@Urb Tactics: I don’t have a failure moment per say, but I do have a disappointing moment as a producer when I visited a friend of a former manager I knew back in NC. I let him hear some music and he immediately started hating, I saw it in his face. He said my drums didn’t knock when he compared my beats to his and I replied “well your drums are louder because your beat isn’t mastered and the bands are lopsided (lower frequencies are clipping, higher frequencies are extremely low). Of course this guy didn’t know what i was saying to him and told me when I get older i’m going to quit music altogether….because he did. At that moment I made a promise to myself to never have the mentality of this guy.

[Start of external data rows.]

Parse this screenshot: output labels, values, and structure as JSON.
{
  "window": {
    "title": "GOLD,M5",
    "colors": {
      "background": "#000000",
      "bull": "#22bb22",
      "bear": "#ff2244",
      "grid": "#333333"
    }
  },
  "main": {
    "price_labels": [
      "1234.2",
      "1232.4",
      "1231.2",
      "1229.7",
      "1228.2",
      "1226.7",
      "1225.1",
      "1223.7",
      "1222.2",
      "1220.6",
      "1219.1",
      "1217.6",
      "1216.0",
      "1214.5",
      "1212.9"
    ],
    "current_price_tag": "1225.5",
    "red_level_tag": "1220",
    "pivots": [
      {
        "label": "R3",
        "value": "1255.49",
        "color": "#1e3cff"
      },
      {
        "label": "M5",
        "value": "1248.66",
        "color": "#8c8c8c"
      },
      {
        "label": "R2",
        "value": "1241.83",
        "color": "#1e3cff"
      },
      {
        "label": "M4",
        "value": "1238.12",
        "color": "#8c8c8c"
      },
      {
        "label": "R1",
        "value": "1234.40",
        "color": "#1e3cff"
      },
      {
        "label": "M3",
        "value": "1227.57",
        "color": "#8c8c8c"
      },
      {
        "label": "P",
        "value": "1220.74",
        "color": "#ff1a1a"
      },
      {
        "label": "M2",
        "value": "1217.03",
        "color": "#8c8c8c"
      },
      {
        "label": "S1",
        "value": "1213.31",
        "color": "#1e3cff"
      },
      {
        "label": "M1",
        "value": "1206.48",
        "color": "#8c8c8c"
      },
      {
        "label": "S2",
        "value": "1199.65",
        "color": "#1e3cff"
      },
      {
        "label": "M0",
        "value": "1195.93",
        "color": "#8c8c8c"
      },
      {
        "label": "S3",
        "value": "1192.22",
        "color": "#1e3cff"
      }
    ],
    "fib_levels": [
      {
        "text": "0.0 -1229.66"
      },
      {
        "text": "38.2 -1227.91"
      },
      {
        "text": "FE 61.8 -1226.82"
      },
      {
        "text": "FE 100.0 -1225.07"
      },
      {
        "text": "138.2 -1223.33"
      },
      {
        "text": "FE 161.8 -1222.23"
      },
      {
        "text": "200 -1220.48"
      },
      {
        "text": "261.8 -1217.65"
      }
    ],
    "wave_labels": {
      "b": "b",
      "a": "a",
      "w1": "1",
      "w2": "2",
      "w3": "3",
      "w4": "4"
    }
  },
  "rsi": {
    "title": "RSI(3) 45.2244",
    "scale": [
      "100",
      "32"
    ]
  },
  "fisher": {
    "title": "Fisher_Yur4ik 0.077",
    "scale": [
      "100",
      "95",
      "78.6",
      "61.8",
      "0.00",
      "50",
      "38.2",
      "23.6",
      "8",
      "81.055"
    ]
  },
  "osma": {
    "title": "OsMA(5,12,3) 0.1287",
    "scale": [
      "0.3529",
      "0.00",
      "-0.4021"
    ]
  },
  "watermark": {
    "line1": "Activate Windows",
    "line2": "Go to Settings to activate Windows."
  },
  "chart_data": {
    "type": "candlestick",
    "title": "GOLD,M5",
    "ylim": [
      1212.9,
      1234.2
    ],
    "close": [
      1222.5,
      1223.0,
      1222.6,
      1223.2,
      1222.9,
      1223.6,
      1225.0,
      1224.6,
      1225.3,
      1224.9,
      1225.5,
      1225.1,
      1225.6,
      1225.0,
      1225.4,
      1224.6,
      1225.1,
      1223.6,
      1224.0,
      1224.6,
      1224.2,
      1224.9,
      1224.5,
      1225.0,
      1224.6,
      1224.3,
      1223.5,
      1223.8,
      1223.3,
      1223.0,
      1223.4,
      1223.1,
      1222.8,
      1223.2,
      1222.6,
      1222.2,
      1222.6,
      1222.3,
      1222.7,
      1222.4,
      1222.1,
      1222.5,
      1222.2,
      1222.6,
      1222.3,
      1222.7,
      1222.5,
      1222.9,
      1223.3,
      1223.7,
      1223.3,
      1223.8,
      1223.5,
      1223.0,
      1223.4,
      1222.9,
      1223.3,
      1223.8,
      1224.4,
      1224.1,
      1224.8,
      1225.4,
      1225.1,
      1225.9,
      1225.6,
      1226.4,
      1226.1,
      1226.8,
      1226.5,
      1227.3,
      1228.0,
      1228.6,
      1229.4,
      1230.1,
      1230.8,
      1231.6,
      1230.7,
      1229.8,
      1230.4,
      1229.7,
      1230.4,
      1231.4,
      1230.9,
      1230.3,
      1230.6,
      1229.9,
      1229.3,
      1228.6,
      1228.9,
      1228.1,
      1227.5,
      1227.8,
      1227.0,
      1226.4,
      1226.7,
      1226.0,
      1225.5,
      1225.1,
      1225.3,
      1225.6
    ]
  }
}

For starters, his beats had absolutely no personality and it seemed like he was trying to bring the 90’s back with his bland outdated boom-bap sound. Two things i’ve learned from that: Don’t speak on things you know nothing about. And secondly, don’t take another producer’s opinion of your music too seriously. I’ve found out that the opinion of a female with no musical background holds more worth than fellow producers FOR THE MOST PART.
@Zeeofafb: What is the vision you have for your production company? where do you want to be in five years?
@Urb Tactics: My goals in a straight shot are like this: Come up with my own artist so that I can establish myself in this industry and to continue to build on my catalog in regards to TV/Film licensing. I recently moved to Atlanta and i intend on moving into one of these multi-million dollar homes out here in the future when it all comes together like i envisioned as a 16 year old boy.
@Zeeofafb: What upcoming projects do you have coming up or in the works? Anything we should be looking out for?
@Urb Tactics: There are a few things in the pipeline but it’s far too early to speak on it right now. As of now I’m catering to the independent artists and developing my own, while working closely with a Bad Boy consultant that’s putting together a music library for TV/FILM synchronization. My man Trae the truth recently inked a deal with Grand Hustle, I definitely anticipate making even more classics with him…plenty of stuff man, it’s all about being patient, because those who aren’t patient tend to fail.
@Zeeofafb: How can people reach you? How can artists buy your beats?